== Exercise goal ==
Copy each entry as written.

Record extracts below:

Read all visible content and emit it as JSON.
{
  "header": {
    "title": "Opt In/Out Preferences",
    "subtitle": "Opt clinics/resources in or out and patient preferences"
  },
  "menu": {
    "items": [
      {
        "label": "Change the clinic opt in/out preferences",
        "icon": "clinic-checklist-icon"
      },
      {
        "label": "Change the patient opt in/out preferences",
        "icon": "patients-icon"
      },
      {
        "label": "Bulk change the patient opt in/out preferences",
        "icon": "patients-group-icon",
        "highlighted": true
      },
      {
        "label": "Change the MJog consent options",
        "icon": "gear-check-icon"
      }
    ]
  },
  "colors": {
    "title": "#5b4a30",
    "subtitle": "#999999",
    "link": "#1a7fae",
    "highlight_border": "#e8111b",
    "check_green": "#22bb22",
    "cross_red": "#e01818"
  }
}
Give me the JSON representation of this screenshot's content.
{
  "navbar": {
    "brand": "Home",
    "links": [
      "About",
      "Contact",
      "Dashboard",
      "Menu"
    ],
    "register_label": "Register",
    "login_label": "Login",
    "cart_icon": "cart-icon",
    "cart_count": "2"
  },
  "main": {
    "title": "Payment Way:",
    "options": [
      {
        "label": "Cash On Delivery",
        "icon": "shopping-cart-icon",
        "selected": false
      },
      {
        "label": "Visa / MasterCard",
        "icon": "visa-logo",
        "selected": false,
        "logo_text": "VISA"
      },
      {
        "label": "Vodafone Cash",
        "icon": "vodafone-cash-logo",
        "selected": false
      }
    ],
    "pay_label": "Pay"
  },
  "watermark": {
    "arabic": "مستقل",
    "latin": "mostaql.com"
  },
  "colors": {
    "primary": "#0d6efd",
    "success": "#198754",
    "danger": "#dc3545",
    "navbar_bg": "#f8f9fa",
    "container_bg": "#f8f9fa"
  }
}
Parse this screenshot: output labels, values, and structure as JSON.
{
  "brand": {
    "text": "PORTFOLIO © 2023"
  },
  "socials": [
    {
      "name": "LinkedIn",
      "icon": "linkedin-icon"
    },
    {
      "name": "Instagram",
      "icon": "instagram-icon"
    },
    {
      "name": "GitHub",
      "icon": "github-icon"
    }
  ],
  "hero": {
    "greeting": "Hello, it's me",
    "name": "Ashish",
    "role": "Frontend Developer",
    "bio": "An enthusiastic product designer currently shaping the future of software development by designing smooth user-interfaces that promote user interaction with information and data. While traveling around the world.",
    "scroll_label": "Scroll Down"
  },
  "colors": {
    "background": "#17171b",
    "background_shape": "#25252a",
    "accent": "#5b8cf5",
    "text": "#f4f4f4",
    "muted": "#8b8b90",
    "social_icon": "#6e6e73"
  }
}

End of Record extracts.

== Reply ==
Read all visible content and emit it as JSON.
{
  "header": {
    "title": "Opt In/Out Preferences",
    "subtitle": "Opt clinics/resources in or out and patient preferences"
  },
  "menu": {
    "items": [
      {
        "label": "Change the clinic opt in/out preferences",
        "icon": "clinic-checklist-icon"
      },
      {
        "label": "Change the patient opt in/out preferences",
        "icon": "patients-icon"
      },
      {
        "label": "Bulk change the patient opt in/out preferences",
        "icon": "patients-group-icon",
        "highlighted": true
      },
      {
        "label": "Change the MJog consent options",
        "icon": "gear-check-icon"
      }
    ]
  },
  "colors": {
    "title": "#5b4a30",
    "subtitle": "#999999",
    "link": "#1a7fae",
    "highlight_border": "#e8111b",
    "check_green": "#22bb22",
    "cross_red": "#e01818"
  }
}
Give me the JSON representation of this screenshot's content.
{
  "navbar": {
    "brand": "Home",
    "links": [
      "About",
      "Contact",
      "Dashboard",
      "Menu"
    ],
    "register_label": "Register",
    "login_label": "Login",
    "cart_icon": "cart-icon",
    "cart_count": "2"
  },
  "main": {
    "title": "Payment Way:",
    "options": [
      {
        "label": "Cash On Delivery",
        "icon": "shopping-cart-icon",
        "selected": false
      },
      {
        "label": "Visa / MasterCard",
        "icon": "visa-logo",
        "selected": false,
        "logo_text": "VISA"
      },
      {
        "label": "Vodafone Cash",
        "icon": "vodafone-cash-logo",
        "selected": false
      }
    ],
    "pay_label": "Pay"
  },
  "watermark": {
    "arabic": "مستقل",
    "latin": "mostaql.com"
  },
  "colors": {
    "primary": "#0d6efd",
    "success": "#198754",
    "danger": "#dc3545",
    "navbar_bg": "#f8f9fa",
    "container_bg": "#f8f9fa"
  }
}
Parse this screenshot: output labels, values, and structure as JSON.
{
  "brand": {
    "text": "PORTFOLIO © 2023"
  },
  "socials": [
    {
      "name": "LinkedIn",
      "icon": "linkedin-icon"
    },
    {
      "name": "Instagram",
      "icon": "instagram-icon"
    },
    {
      "name": "GitHub",
      "icon": "github-icon"
    }
  ],
  "hero": {
    "greeting": "Hello, it's me",
    "name": "Ashish",
    "role": "Frontend Developer",
    "bio": "An enthusiastic product designer currently shaping the future of software development by designing smooth user-interfaces that promote user interaction with information and data. While traveling around the world.",
    "scroll_label": "Scroll Down"
  },
  "colors": {
    "background": "#17171b",
    "background_shape": "#25252a",
    "accent": "#5b8cf5",
    "text": "#f4f4f4",
    "muted": "#8b8b90",
    "social_icon": "#6e6e73"
  }
}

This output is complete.